It’s no surprise to see NSW and Sydney remaining the largest state and capital city in Australia, with Victoria and Melbourne next in line. But it may be surprising to some people that the ACT has had the fastest population growth rate since 2016 at 14.4%.

Almost 60,000 people have moved to Canberra over the five years to 2021.

To outsiders, Canberra is known as a government town with lots of national museums. But there’s a lot of development going on these days, creating a new, contemporary vibe as the city becomes more sophisticated with buzzy energy akin to Washington DC.

The Census counted more than 10.8 million private homes across Australia. More than half – 5.5 million households – were couple families.

About 53% of them have children living at home and 47% of them don’t. And lone households are increasing – up by 350,000 compared to 2016. These are two key population metrics supporting the rising trend in apartment living in Australia.

There was talk during the pandemic of apartment living becoming fundamentally unappealing due to the perceived restricted space and concerns over communal facilities.

But Australia’s population trends naturally dictate that apartment living will continue to rise, even though people might be a little warier of pressing lift buttons and so forth these days.

Couples without children and people living alone tend not to want, need or have the budget for houses. We have a high percentage of both groups, so the rising trend in apartment living is here to stay, in my view.

The Census shows apartment living continued to trend up between 2016 and 2021. There’s been an 11.9% bump in the number of apartment households compared to a 10.8% rise in semis/townhouses and an 11.1% rise in houses.

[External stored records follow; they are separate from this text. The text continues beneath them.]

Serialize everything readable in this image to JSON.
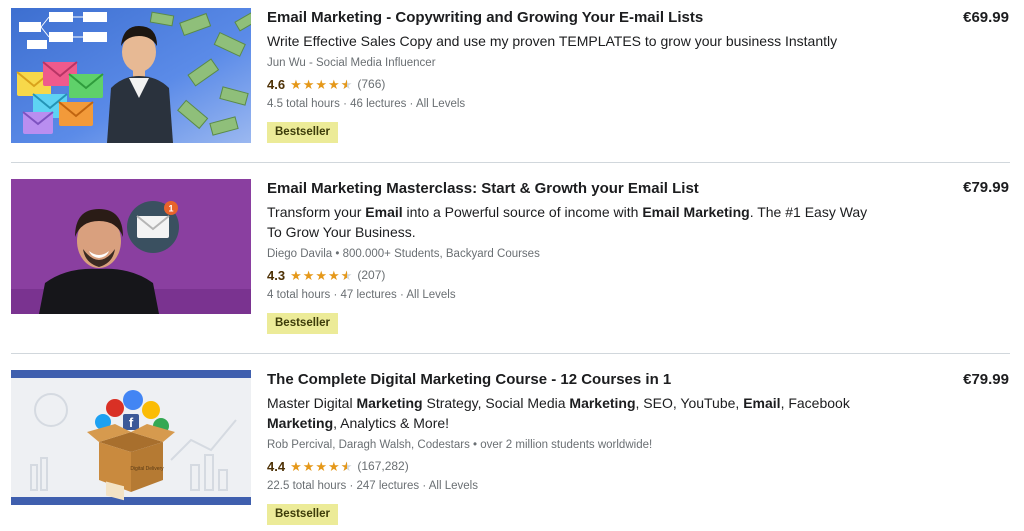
{
  "courses": [
    {
      "title": "Email Marketing - Copywriting and Growing Your E-mail Lists",
      "description_parts": [
        {
          "text": "Write Effective Sales Copy and use my proven TEMPLATES to grow your business Instantly",
          "bold": false
        }
      ],
      "instructor": "Jun Wu - Social Media Influencer",
      "rating": "4.6",
      "stars": 4.5,
      "rating_count": "(766)",
      "meta": "4.5 total hours · 46 lectures · All Levels",
      "badge": "Bestseller",
      "price": "€69.99"
    },
    {
      "title": "Email Marketing Masterclass: Start & Growth your Email List",
      "description_parts": [
        {
          "text": "Transform your ",
          "bold": false
        },
        {
          "text": "Email",
          "bold": true
        },
        {
          "text": " into a Powerful source of income with ",
          "bold": false
        },
        {
          "text": "Email Marketing",
          "bold": true
        },
        {
          "text": ". The #1 Easy Way To Grow Your Business.",
          "bold": false
        }
      ],
      "instructor": "Diego Davila • 800.000+ Students, Backyard Courses",
      "rating": "4.3",
      "stars": 4.5,
      "rating_count": "(207)",
      "meta": "4 total hours · 47 lectures · All Levels",
      "badge": "Bestseller",
      "price": "€79.99",
      "thumb_badge": "1"
    },
    {
      "title": "The Complete Digital Marketing Course - 12 Courses in 1",
      "description_parts": [
        {
          "text": "Master Digital ",
          "bold": false
        },
        {
          "text": "Marketing",
          "bold": true
        },
        {
          "text": " Strategy, Social Media ",
          "bold": false
        },
        {
          "text": "Marketing",
          "bold": true
        },
        {
          "text": ", SEO, YouTube, ",
          "bold": false
        },
        {
          "text": "Email",
          "bold": true
        },
        {
          "text": ", Facebook ",
          "bold": false
        },
        {
          "text": "Marketing",
          "bold": true
        },
        {
          "text": ", Analytics & More!",
          "bold": false
        }
      ],
      "instructor": "Rob Percival, Daragh Walsh, Codestars • over 2 million students worldwide!",
      "rating": "4.4",
      "stars": 4.5,
      "rating_count": "(167,282)",
      "meta": "22.5 total hours · 247 lectures · All Levels",
      "badge": "Bestseller",
      "price": "€79.99",
      "thumb_label": "Digital Delivery"
    }
  ],
  "colors": {
    "star": "#e59819",
    "badge_bg": "#eceb98",
    "rating_text": "#4d3105",
    "muted": "#6a6f73",
    "divider": "#d1d7dc"
  }
}
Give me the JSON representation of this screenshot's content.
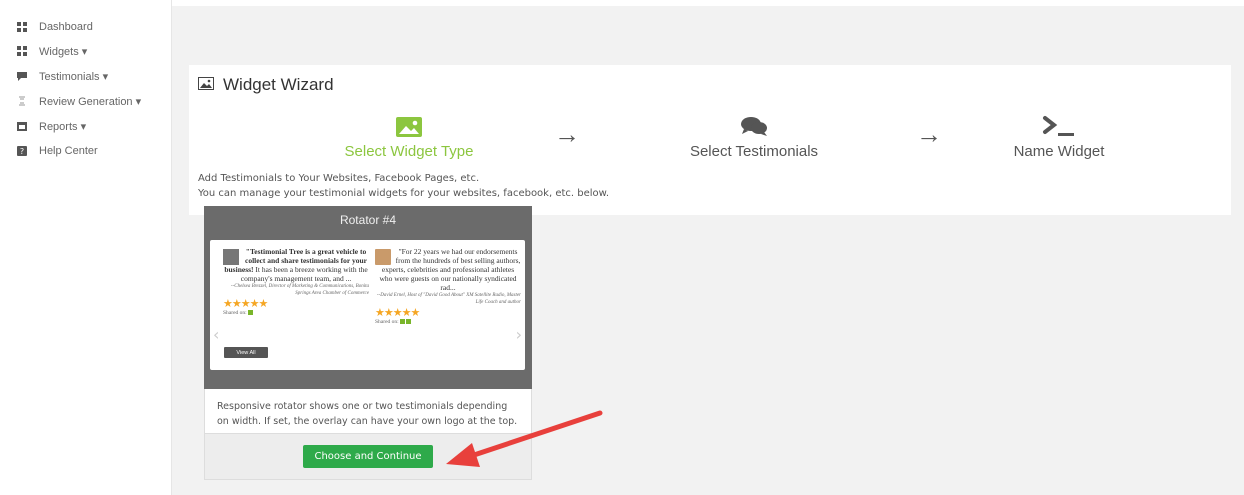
{
  "sidebar": {
    "items": [
      {
        "label": "Dashboard",
        "icon": "grid-icon"
      },
      {
        "label": "Widgets ▾",
        "icon": "grid-icon"
      },
      {
        "label": "Testimonials ▾",
        "icon": "comment-icon"
      },
      {
        "label": "Review Generation ▾",
        "icon": "review-icon"
      },
      {
        "label": "Reports ▾",
        "icon": "calendar-icon"
      },
      {
        "label": "Help Center",
        "icon": "help-icon"
      }
    ]
  },
  "wizard": {
    "title": "Widget Wizard",
    "steps": [
      {
        "label": "Select Widget Type",
        "icon": "image-icon",
        "color": "#8cc63f"
      },
      {
        "label": "Select Testimonials",
        "icon": "comments-icon",
        "color": "#555555"
      },
      {
        "label": "Name Widget",
        "icon": "terminal-icon",
        "color": "#555555"
      }
    ],
    "arrow": "→",
    "desc_line1": "Add Testimonials to Your Websites, Facebook Pages, etc.",
    "desc_line2": "You can manage your testimonial widgets for your websites, facebook, etc. below."
  },
  "card": {
    "title": "Rotator #4",
    "testimonial1": {
      "quote_bold": "\"Testimonial Tree is a great vehicle to collect and share testimonials for your business!",
      "quote_rest": " It has been a breeze working with the company's management team, and ...",
      "attribution": "--Chelsea Brezzel, Director of Marketing & Communications, Bonita Springs Area Chamber of Commerce",
      "stars": "★★★★★",
      "shared": "Shared on:",
      "view_all": "View All"
    },
    "testimonial2": {
      "quote": "\"For 22 years we had our endorsements from the hundreds of best selling authors, experts, celebrities and professional athletes who were guests on our nationally syndicated rad...",
      "attribution": "--David Ernel, Host of \"David Good About\" XM Satellite Radio, Master Life Coach and author",
      "stars": "★★★★★",
      "shared": "Shared on:"
    },
    "description": "Responsive rotator shows one or two testimonials depending on width. If set, the overlay can have your own logo at the top.",
    "button": "Choose and Continue"
  },
  "colors": {
    "accent": "#8cc63f",
    "button": "#2eaa4a",
    "annotation_arrow": "#e8403c"
  }
}
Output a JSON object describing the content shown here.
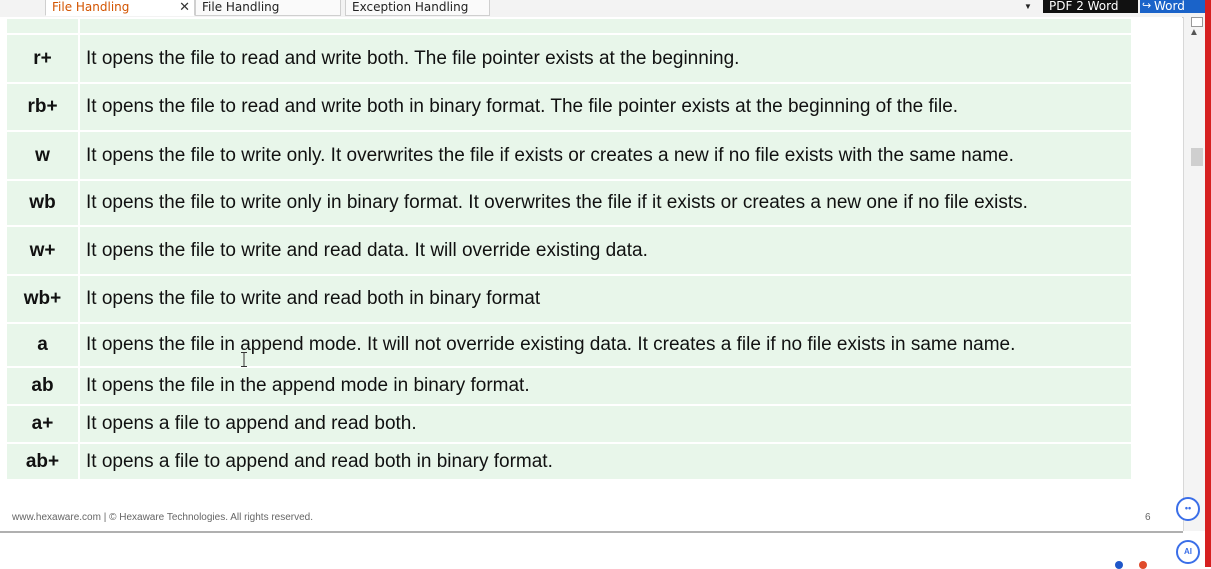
{
  "tabs": [
    {
      "label": "File Handling",
      "active": true,
      "closable": true,
      "close_glyph": "✕"
    },
    {
      "label": "File Handling",
      "active": false
    },
    {
      "label": "Exception Handling",
      "active": false
    }
  ],
  "toolbar": {
    "pdf_button": "PDF 2 Word",
    "word_button": "Word",
    "share_icon": "share-arrow-icon",
    "dropdown_icon": "caret-down-icon"
  },
  "table": {
    "rows": [
      {
        "mode": "r+",
        "description": "It opens the file to read and write both. The file pointer exists at the beginning."
      },
      {
        "mode": "rb+",
        "description": "It opens the file to read and write both in binary format. The file pointer exists at the beginning of the file."
      },
      {
        "mode": "w",
        "description": "It opens the file to write only. It overwrites the file if exists or creates a new if no file exists with the same name."
      },
      {
        "mode": "wb",
        "description": "It opens the file to write only in binary format. It overwrites the file if it exists or creates a new one if no file exists."
      },
      {
        "mode": "w+",
        "description": "It opens the file to write and read data. It will override existing data."
      },
      {
        "mode": "wb+",
        "description": "It opens the file to write and read both in binary format"
      },
      {
        "mode": "a",
        "description": "It opens the file in append mode. It will not override existing data. It creates a file if no file exists in same name."
      },
      {
        "mode": "ab",
        "description": "It opens the file in the append mode in binary format."
      },
      {
        "mode": "a+",
        "description": "It opens a file to append and read both."
      },
      {
        "mode": "ab+",
        "description": "It opens a file to append and read both in binary format."
      }
    ]
  },
  "footer": {
    "text": "www.hexaware.com  | © Hexaware Technologies. All rights reserved.",
    "page_number": "6"
  },
  "fabs": {
    "chat_icon": "chat-bot-icon",
    "chat_glyph": "••",
    "ai_icon": "ai-assistant-icon",
    "ai_label": "AI"
  },
  "colors": {
    "table_cell_bg": "#e8f6ea",
    "active_tab_text": "#d35400",
    "word_button_bg": "#1a63c9",
    "fab_accent": "#3a6ee8"
  }
}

Finally, the Census reveals that 31% of Australians own their homes outright, 35% have a mortgage and 30.6% rent.